Community health workers at Eskenazi Health Center are working closely with DIP-IN community residents living with diabetes to reduce the barriers to controlling the disease. They interact with residents to build awareness of risk factors, encourage diabetes screening, manage their diabetes, and foster an environment that supports greater health and wellbeing, as well as improved access to care for people living with the disease.

Residents lead the initiative to address the social determinants of health, or the conditions where people live, learn, work and play, that affect a wide range of health and quality of life outcomes. 

“This expansion of the DIP-IN grant program does more than provide additional services to our community,” said Patrice Duckett-Brown, executive director of Fay Biccard Glick Crooked Creek Neighborhood Center and a resident on one of the three local steering committees for DIP-IN. “This grant expansion focuses on prevention from an equity lens.
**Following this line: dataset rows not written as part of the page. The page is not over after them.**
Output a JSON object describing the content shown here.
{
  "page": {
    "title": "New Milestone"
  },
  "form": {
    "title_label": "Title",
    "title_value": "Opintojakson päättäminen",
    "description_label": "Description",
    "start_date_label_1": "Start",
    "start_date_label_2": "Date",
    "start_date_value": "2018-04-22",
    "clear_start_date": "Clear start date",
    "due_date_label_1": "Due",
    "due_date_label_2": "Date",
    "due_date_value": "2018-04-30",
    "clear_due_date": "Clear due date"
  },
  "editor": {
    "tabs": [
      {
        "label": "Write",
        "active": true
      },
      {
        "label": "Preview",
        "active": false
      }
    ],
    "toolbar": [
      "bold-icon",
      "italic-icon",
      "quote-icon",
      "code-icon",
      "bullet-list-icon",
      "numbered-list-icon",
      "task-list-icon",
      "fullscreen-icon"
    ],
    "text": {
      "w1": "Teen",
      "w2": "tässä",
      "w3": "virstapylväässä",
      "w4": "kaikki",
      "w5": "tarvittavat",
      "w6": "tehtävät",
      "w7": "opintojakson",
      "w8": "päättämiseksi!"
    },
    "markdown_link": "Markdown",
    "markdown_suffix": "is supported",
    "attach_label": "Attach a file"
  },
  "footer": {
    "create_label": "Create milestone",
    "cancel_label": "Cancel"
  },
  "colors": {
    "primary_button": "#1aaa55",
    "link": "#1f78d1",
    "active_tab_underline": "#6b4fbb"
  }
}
The new grant provides our community with additional support but an abundance of leverage to change how we view our own health and address long-term barriers that narrate health disparities within our community.”

DIP-IN is an initiative involving the Indiana University Richard M. Fairbanks School of Public Health, Eskenazi Health, Marion County Public Health Department, and Local Initiatives Support Corporation (LISC) as well as many community organizations.

More information on this topic:

·      Lilly Global Health: Diabetes Impact Project in Indianapolis | Eli Lilly and Company

·      Learn more about Social determinants of health